Hence, some acts obtained constitutional protection by being declared “essential” to the practice of that religion and some were denied protection on the ground that they were not essential to it.
In 1983, the Supreme Court upheld the police decision to disallow ‘Tandava’, a ritual dance performed with a skull and a knife, in public places as part of a procession by Ananda Margis, holding that the ‘Tandava’ was not an essential religious practice among those in the sect.
In Sardar Syedna Taher Saifuddin Saheb vs. Bombay (1962), the Supreme Court struck down a law that prohibited the head of the Dawoodi Bohra community from excommunicating members. The majority ruled that the power of excommunication exercised by the religious head on religious grounds was part of the management of affairs on religious matters, and the Act infringed on the community’s rights. However, in a dissenting judgment, Chief Justice B. P. Sinha said the law was valid because it sought to uphold the freedom of conscience of individual members as well as their civil rights.
In the Sabarimala case (2018), the majority ruled that the bar on entry of women in the age-group of 10 to 50 was not an essential or integral part of the religion, and denied the status of a separate religious denomination of devotees of Lord Ayyappa. However, in a dissenting judgment, Justice Indu Malhotra, said they constituted a distinct denomination and that the restriction on women of a particular age group is an essential part of their faith and is constitutionally protected.
What is the criticism against the essential practice test?
Jurists have criticised the continuing emphasis on applying the essential practice test to determine the constitutionality of state action against any religious practice that claims protection despite being either discriminatory or exclusionary.
The first criticism is that it was never intended to be a test to find out if a particular practice is essential to the practice of the religion but was only made to distinguish a matter of religion from a matter other than religion. However, a long line of judicial decisions seem to endorse the applying of this test to dispose of cases.
The second criticism is that the doctrine of essentiality appears to allow courts to go deeply into the scriptures and tenets of a religion or a religious denomination to find out if the practice or norm that is at the heart of the issue is essential. This is seen as a theological or ecclesiastical exercise, which courts are forced to wade into.

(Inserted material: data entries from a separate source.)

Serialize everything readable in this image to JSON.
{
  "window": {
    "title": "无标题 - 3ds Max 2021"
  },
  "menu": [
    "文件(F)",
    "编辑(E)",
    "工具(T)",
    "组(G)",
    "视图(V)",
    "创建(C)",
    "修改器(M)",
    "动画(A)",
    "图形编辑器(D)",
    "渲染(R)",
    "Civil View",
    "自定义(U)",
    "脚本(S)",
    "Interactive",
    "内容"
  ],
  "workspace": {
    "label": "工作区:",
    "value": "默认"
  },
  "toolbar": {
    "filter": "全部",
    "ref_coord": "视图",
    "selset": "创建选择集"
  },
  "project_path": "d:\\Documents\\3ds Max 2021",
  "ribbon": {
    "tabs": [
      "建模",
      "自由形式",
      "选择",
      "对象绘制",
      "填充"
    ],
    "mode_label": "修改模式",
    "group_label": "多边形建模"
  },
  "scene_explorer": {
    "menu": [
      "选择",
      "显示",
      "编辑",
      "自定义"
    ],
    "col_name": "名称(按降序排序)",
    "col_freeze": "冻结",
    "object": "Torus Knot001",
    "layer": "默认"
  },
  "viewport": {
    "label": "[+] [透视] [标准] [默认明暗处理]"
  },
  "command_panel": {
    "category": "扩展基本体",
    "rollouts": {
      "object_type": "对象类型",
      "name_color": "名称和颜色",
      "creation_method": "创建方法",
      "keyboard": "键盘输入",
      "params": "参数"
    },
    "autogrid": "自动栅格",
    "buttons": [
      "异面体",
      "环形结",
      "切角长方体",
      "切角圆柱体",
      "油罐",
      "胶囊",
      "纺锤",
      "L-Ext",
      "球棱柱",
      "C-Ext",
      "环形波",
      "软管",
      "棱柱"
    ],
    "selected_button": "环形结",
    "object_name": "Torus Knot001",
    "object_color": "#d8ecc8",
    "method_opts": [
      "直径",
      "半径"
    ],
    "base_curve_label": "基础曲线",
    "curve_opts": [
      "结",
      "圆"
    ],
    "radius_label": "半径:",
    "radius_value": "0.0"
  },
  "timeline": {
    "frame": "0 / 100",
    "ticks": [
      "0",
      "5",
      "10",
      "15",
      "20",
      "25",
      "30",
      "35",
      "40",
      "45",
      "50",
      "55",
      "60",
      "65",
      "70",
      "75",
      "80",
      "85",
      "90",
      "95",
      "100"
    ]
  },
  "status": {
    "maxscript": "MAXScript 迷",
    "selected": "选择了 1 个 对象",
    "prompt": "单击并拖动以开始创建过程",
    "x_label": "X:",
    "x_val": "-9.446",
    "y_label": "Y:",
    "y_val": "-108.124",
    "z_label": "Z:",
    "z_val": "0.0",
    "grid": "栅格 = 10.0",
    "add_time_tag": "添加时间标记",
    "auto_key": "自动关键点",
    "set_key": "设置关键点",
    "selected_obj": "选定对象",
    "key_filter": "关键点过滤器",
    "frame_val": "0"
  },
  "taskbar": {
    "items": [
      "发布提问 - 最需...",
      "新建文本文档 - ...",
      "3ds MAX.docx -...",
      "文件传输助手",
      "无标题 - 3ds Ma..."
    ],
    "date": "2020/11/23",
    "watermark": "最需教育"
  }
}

A more reasonable approach will be to apply the test of constitutional morality and legitimacy to the issue at hand. Applying the principles of equality, dignity and civil rights to a particular practice may be better to decide the constitutionality of a practice than a theological enquiry.
- The action of some pre-university colleges in Karnataka refusing entry to Muslim girl students wearing hijabs, or head-scarves, has now become a national controversy
- From the Muslim students’ point of view, they have a fundamental right to wear a hijab as part of their right to practise their religion
- The freedom of conscience and to profess, practise and propagate religion is guaranteed by Article 25